quarta-feira, 18 de março de 2015


The Germany-Norway ping-pong game was going fast (don't ask me who was winning) but the Laach Lake was the last "hit". This next spot isn't in Germany and, obviously, neither in Norway and even though my focus is on the water (right in the center), it's a dry landscape!

Here it is:

Your goal is to find out the exact location and the geology of this place and, if you are the first, you can have the honor of presenting the next WoGE.
No Schott's Rule!
Rules, tips and previous WoGEs are collected by Felix on his blog and a KML file is available with all WoGEs.

And no, I'm not putting Portugal in this game! :p

6 comentários:

  1. 36.422°, -116.294° Ash Meadows National Wildlife Refuge, Amargosa Valley, Nevada

    Ash Meadows provides a valuable and unprecedented example of desert oases habitats, that have become extremely uncommon in the southwestern deserts. The refuge is a major discharge point for a vast underground aquifer water system, reaching more than 100 mi (160 km) to the northeast. Water-bearing strata come to the surface in more than thirty seeps and springs, providing a rich, complex variety of mesic habitats.

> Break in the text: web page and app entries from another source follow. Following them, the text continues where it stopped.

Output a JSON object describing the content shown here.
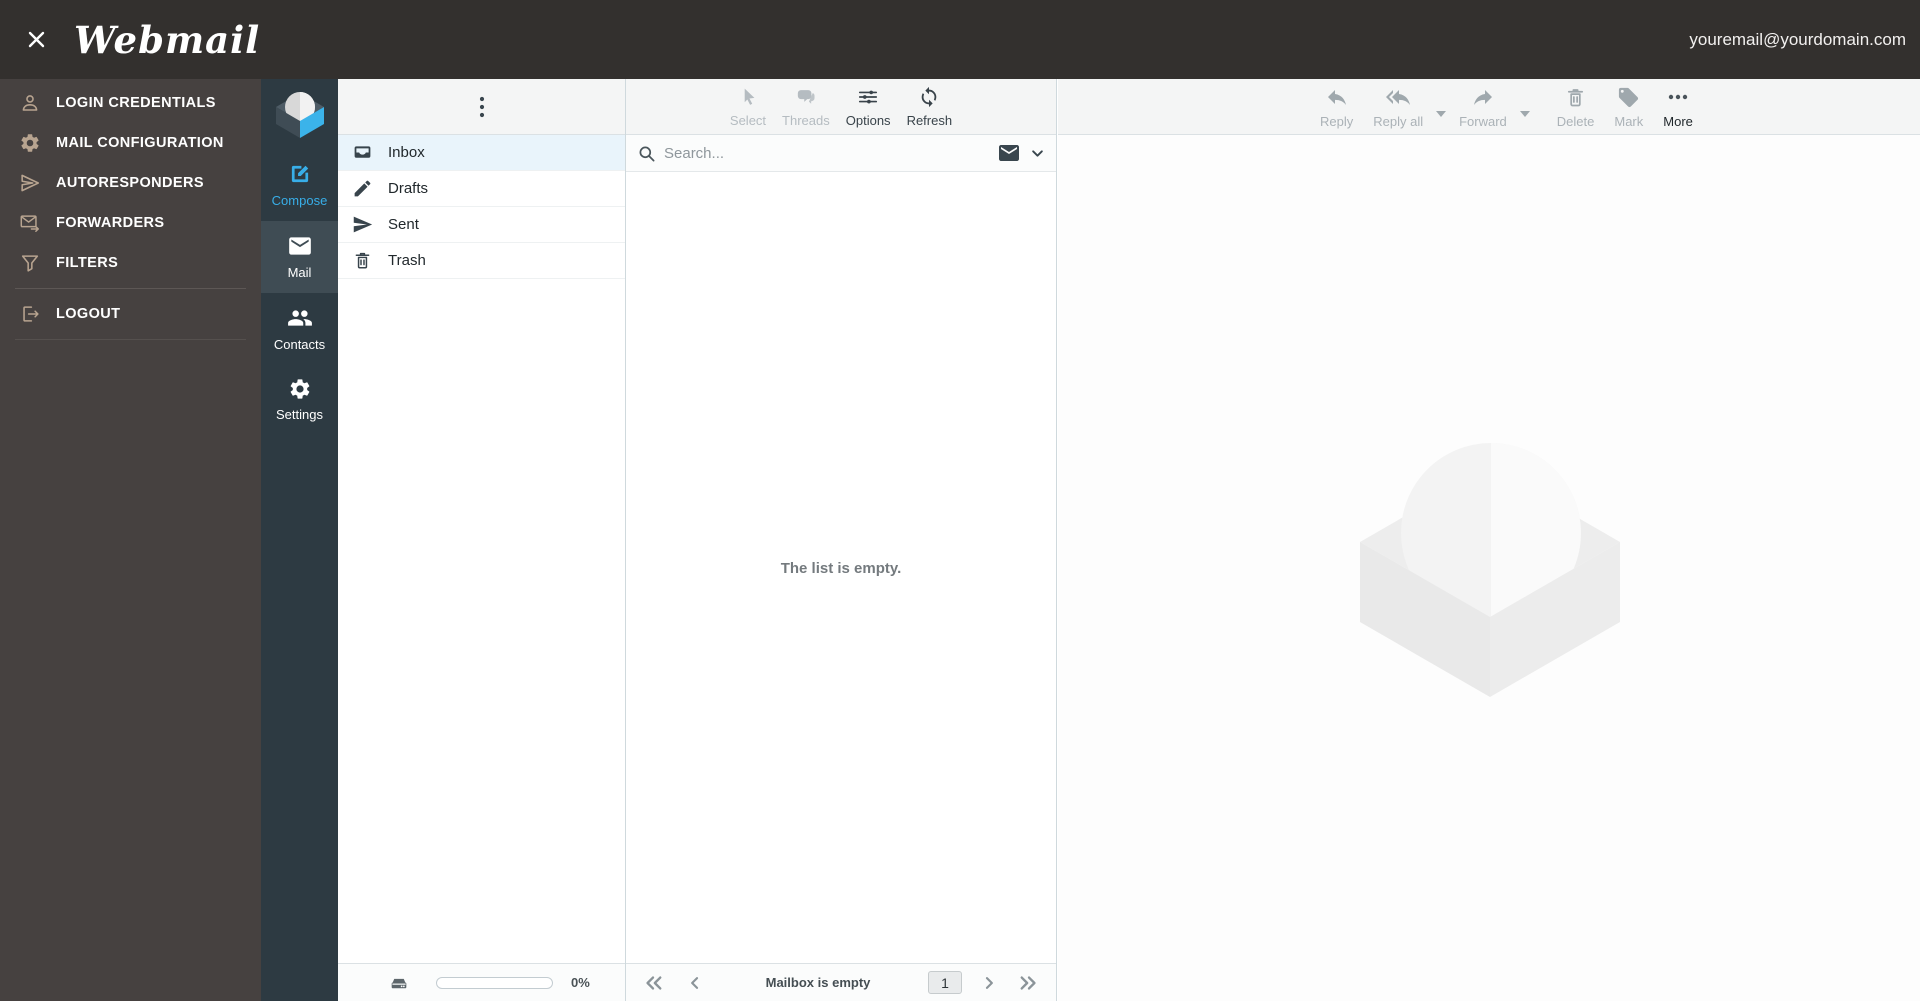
{
  "topbar": {
    "app_title": "Webmail",
    "user_email": "youremail@yourdomain.com",
    "close_icon": "close-icon"
  },
  "sidebar": {
    "items": [
      {
        "label": "LOGIN CREDENTIALS",
        "icon": "user-icon"
      },
      {
        "label": "MAIL CONFIGURATION",
        "icon": "gear-icon"
      },
      {
        "label": "AUTORESPONDERS",
        "icon": "paper-plane-icon"
      },
      {
        "label": "FORWARDERS",
        "icon": "envelope-arrow-icon"
      },
      {
        "label": "FILTERS",
        "icon": "funnel-icon"
      },
      {
        "label": "LOGOUT",
        "icon": "logout-icon"
      }
    ]
  },
  "taskmenu": {
    "logo_icon": "cube-sphere-logo",
    "items": [
      {
        "label": "Compose",
        "icon": "compose-icon",
        "active": false
      },
      {
        "label": "Mail",
        "icon": "mail-icon",
        "active": true
      },
      {
        "label": "Contacts",
        "icon": "contacts-icon",
        "active": false
      },
      {
        "label": "Settings",
        "icon": "settings-icon",
        "active": false
      }
    ]
  },
  "folders": {
    "menu_icon": "kebab-icon",
    "items": [
      {
        "name": "Inbox",
        "icon": "inbox-icon",
        "active": true
      },
      {
        "name": "Drafts",
        "icon": "pencil-icon",
        "active": false
      },
      {
        "name": "Sent",
        "icon": "send-icon",
        "active": false
      },
      {
        "name": "Trash",
        "icon": "trash-icon",
        "active": false
      }
    ],
    "quota": {
      "percent": 0,
      "percent_label": "0%",
      "icon": "storage-icon"
    }
  },
  "message_list": {
    "toolbar": [
      {
        "label": "Select",
        "icon": "cursor-icon",
        "enabled": false
      },
      {
        "label": "Threads",
        "icon": "threads-icon",
        "enabled": false
      },
      {
        "label": "Options",
        "icon": "options-icon",
        "enabled": true
      },
      {
        "label": "Refresh",
        "icon": "refresh-icon",
        "enabled": true
      }
    ],
    "search": {
      "placeholder": "Search...",
      "value": "",
      "scope_icon": "envelope-icon",
      "caret_icon": "chevron-down-icon"
    },
    "empty_text": "The list is empty.",
    "pagination": {
      "first_icon": "first-page-icon",
      "prev_icon": "prev-page-icon",
      "status": "Mailbox is empty",
      "page": "1",
      "next_icon": "next-page-icon",
      "last_icon": "last-page-icon"
    }
  },
  "content": {
    "toolbar": [
      {
        "label": "Reply",
        "icon": "reply-icon",
        "enabled": false
      },
      {
        "label": "Reply all",
        "icon": "reply-all-icon",
        "enabled": false,
        "has_menu": true
      },
      {
        "label": "Forward",
        "icon": "forward-icon",
        "enabled": false,
        "has_menu": true
      },
      {
        "label": "Delete",
        "icon": "delete-icon",
        "enabled": false
      },
      {
        "label": "Mark",
        "icon": "tag-icon",
        "enabled": false
      },
      {
        "label": "More",
        "icon": "more-icon",
        "enabled": true
      }
    ],
    "watermark_icon": "cube-sphere-watermark"
  },
  "colors": {
    "topbar_bg": "#33302e",
    "sidebar_bg": "#464140",
    "sidebar_icon": "#b8a490",
    "taskmenu_bg": "#2d3a42",
    "taskmenu_active_bg": "#3f4c54",
    "accent_blue": "#38aee8",
    "active_folder_bg": "#e9f4fb",
    "toolbar_bg": "#f4f5f5",
    "column_border": "#cfd9dd"
  }
}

Virtually all of the water at Ash Meadows is fossil water, believed to have entered the ground water system tens of thousands of years ago. [Wikipedia http://en.wikipedia.org/wiki/Ash_Meadows_National_Wildlife_Refuge]

  2. I'm not sure if that's enough 'geology' for the area, maybe I find some more

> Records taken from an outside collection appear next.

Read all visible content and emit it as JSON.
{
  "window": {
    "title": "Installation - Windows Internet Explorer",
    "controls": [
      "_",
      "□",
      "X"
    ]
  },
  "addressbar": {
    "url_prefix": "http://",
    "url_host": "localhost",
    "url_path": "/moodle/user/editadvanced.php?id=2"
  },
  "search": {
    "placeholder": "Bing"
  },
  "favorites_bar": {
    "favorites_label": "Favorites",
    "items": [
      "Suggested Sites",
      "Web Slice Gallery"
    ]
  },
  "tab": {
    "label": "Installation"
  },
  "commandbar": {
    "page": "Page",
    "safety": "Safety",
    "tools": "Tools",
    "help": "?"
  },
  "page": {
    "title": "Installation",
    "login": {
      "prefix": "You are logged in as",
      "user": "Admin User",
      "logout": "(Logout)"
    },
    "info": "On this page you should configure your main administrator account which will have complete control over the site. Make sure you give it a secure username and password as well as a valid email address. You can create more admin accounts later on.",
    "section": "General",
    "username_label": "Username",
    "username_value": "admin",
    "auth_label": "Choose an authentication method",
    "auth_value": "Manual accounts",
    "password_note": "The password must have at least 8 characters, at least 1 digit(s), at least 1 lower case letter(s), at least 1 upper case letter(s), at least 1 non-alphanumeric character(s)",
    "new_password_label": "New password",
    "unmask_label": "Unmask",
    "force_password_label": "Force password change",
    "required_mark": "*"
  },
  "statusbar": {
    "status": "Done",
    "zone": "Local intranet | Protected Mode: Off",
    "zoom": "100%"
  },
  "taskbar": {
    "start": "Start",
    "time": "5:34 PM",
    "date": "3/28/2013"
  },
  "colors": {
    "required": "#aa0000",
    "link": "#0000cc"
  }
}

  3. A litte bit to the north east of our location, we find unique deposits of sepiolite and saponite. It is the only locality in the US where Sepiolite has been produced.

    And in the center of our picture is the Devils Hole: "Devils Hole is a geothermal aquifer-fed pool within a limestone cavern in the Amargosa Desert in the Amargosa Valley of Nevada, east over the Amargosa Range and Funeral Mountains from Death Valley. Its waters are a near constant salinity and temperature (92 °F or 33 °C).[1]

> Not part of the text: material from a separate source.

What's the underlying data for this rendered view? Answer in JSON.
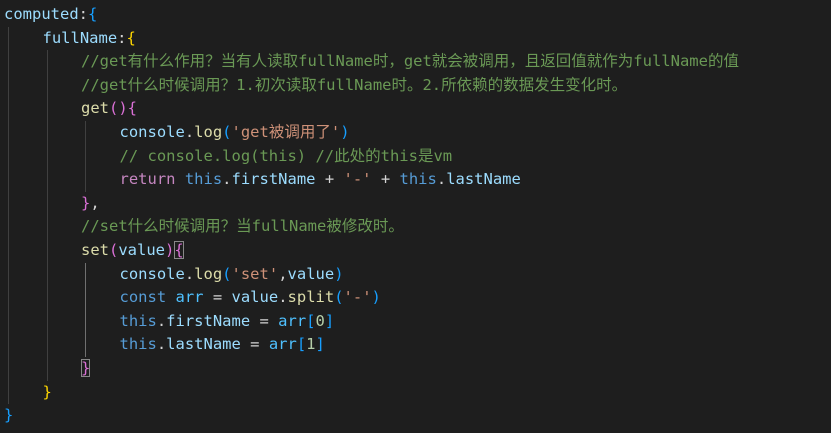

    Devils Hole branches into deep caverns at least 300 feet (91 m) deep from an opening at the surface that is approximately 6 by 18 feet (1.8 by 5.5 m). According to geologists, the caves were formed over 500,000 years ago.[2] The pool has frequently experienced activity due to far away earthquakes,[1] which have been likened to extremely small scale tsunamis.

  4. http://en.wikipedia.org/wiki/Devils_Hole

  5. I refer to Lui's comment at WOGE 479 and declare myself as winner.

    The next one is at: http://woge-felix.blogspot.de/2015/03/where-on-google-earth-481.html

    1. .... and you did very well!

      My focus were Devils Hole with its tsunamis (or, as some call them, seiches) and the endangered Devils Hole Pupfish.

      Felix, how did you found it so fast?!?!?